“Like this court’s predecessor said in Livingstone Sewanyana Vs Martin Aliker (supra), “we [too] would not hesitate [by order] to set aside [our] judgment based on fraud under our inherent powers”. However, we hasten to add that before exercising that power to make such order, we would have to be satisfied on three conditions; namely that the fraud is proved strictly, that the judgment is based on that fraud and that the order is necessary either for achieving the ends of justice or prevent abused of court process. ”

In the present case, there is no fraud proved in procuring the judgment in this court. The fraud the applicant is alleging is that there were material facts attributable to people who have since passed away. This alleged fraud has not been proved and cannot be proved by affidavit evidence. Ideally, the parties would have to apply to adduce fresh evidence which we think will meet the ends of justice if adduced in the trial court and not this court. In the premises, this application to set aside the judgment in Civil Appeal No. 40 of 2004 cannot succeed. It is accordingly dismissed with no order as to costs.

Since the appeal in this court was dismissed, effectively the High court judgment remained intact. The applicant is at liberty to apply to set aside the judgment and decree and re-hear the matter in respect only of the fresh evidence.

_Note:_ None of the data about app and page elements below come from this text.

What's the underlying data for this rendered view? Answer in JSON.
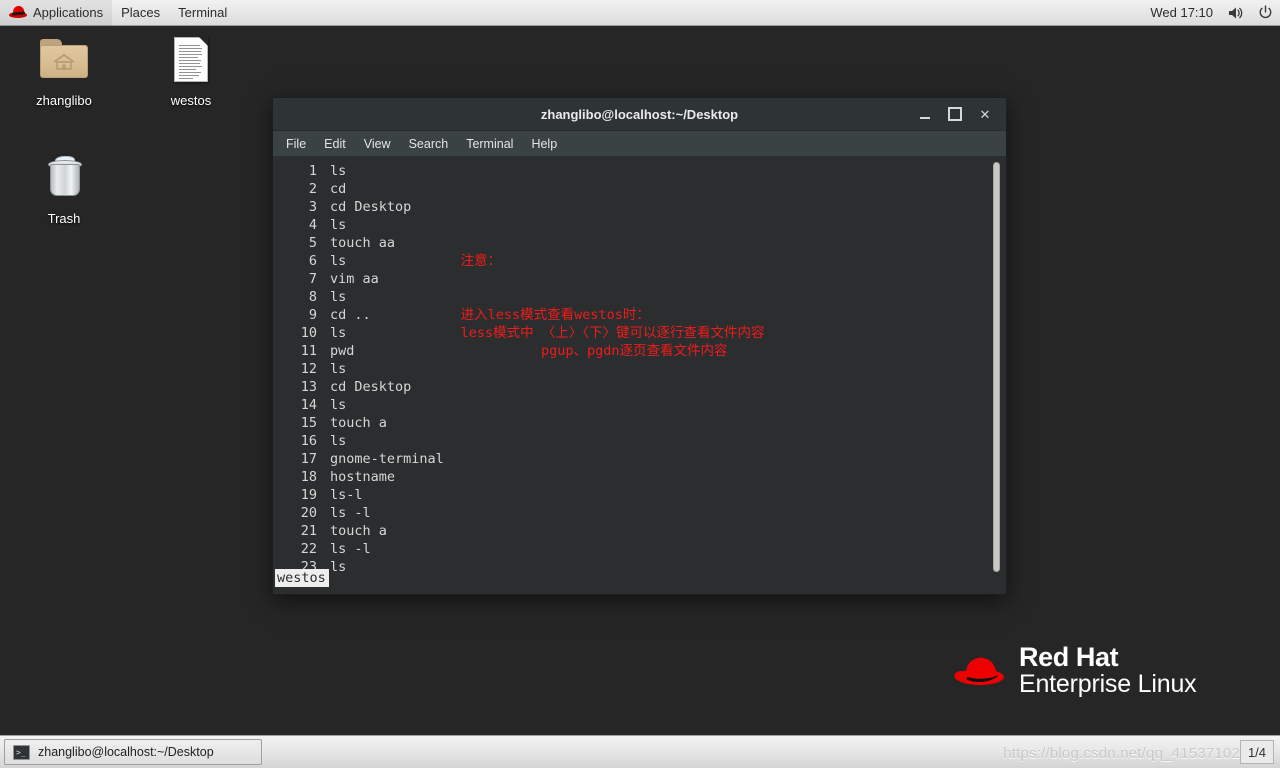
{
  "top_panel": {
    "applications_label": "Applications",
    "places_label": "Places",
    "terminal_label": "Terminal",
    "clock": "Wed 17:10",
    "icons": {
      "logo": "red-hat-fedora-icon",
      "volume": "volume-icon",
      "power": "power-icon"
    }
  },
  "desktop": {
    "background_color": "#262626",
    "icons": [
      {
        "label": "zhanglibo",
        "type": "home-folder"
      },
      {
        "label": "westos",
        "type": "text-document"
      },
      {
        "label": "Trash",
        "type": "trash-can"
      }
    ]
  },
  "terminal": {
    "title": "zhanglibo@localhost:~/Desktop",
    "menu": [
      "File",
      "Edit",
      "View",
      "Search",
      "Terminal",
      "Help"
    ],
    "window_buttons": {
      "minimize": "_",
      "maximize": "□",
      "close": "✕"
    },
    "colors": {
      "background": "#2b2d2e",
      "foreground": "#d6d6d6",
      "annotation": "#ee1c1c"
    },
    "history": [
      {
        "num": "1",
        "cmd": "ls"
      },
      {
        "num": "2",
        "cmd": "cd"
      },
      {
        "num": "3",
        "cmd": "cd Desktop"
      },
      {
        "num": "4",
        "cmd": "ls"
      },
      {
        "num": "5",
        "cmd": "touch aa"
      },
      {
        "num": "6",
        "cmd": "ls"
      },
      {
        "num": "7",
        "cmd": "vim aa"
      },
      {
        "num": "8",
        "cmd": "ls"
      },
      {
        "num": "9",
        "cmd": "cd .."
      },
      {
        "num": "10",
        "cmd": "ls"
      },
      {
        "num": "11",
        "cmd": "pwd"
      },
      {
        "num": "12",
        "cmd": "ls"
      },
      {
        "num": "13",
        "cmd": "cd Desktop"
      },
      {
        "num": "14",
        "cmd": "ls"
      },
      {
        "num": "15",
        "cmd": "touch a"
      },
      {
        "num": "16",
        "cmd": "ls"
      },
      {
        "num": "17",
        "cmd": "gnome-terminal"
      },
      {
        "num": "18",
        "cmd": "hostname"
      },
      {
        "num": "19",
        "cmd": "ls-l"
      },
      {
        "num": "20",
        "cmd": "ls -l"
      },
      {
        "num": "21",
        "cmd": "touch a"
      },
      {
        "num": "22",
        "cmd": "ls -l"
      },
      {
        "num": "23",
        "cmd": "ls"
      }
    ],
    "annotations": [
      {
        "text": "注意：",
        "line": 5,
        "indent": 28
      },
      {
        "text": "进入less模式查看westos时：",
        "line": 8,
        "indent": 28
      },
      {
        "text": "less模式中 〈上〉〈下〉键可以逐行查看文件内容",
        "line": 9,
        "indent": 28
      },
      {
        "text": "pgup、pgdn逐页查看文件内容",
        "line": 10,
        "indent": 40
      }
    ],
    "prompt_output": "westos"
  },
  "rhel_logo": {
    "line1": "Red Hat",
    "line2": "Enterprise Linux",
    "hat_color": "#ee0000"
  },
  "taskbar": {
    "task_label": "zhanglibo@localhost:~/Desktop",
    "watermark": "https://blog.csdn.net/qq_41537102",
    "workspace": "1/4"
  }
}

We so order.

Dated this 30th day of July, 2019

Hon. Justice Kenneth Kakuru, JA

Hon. Justice Stephen Musota, JA

Hon. Justice Christopher Madrama, JA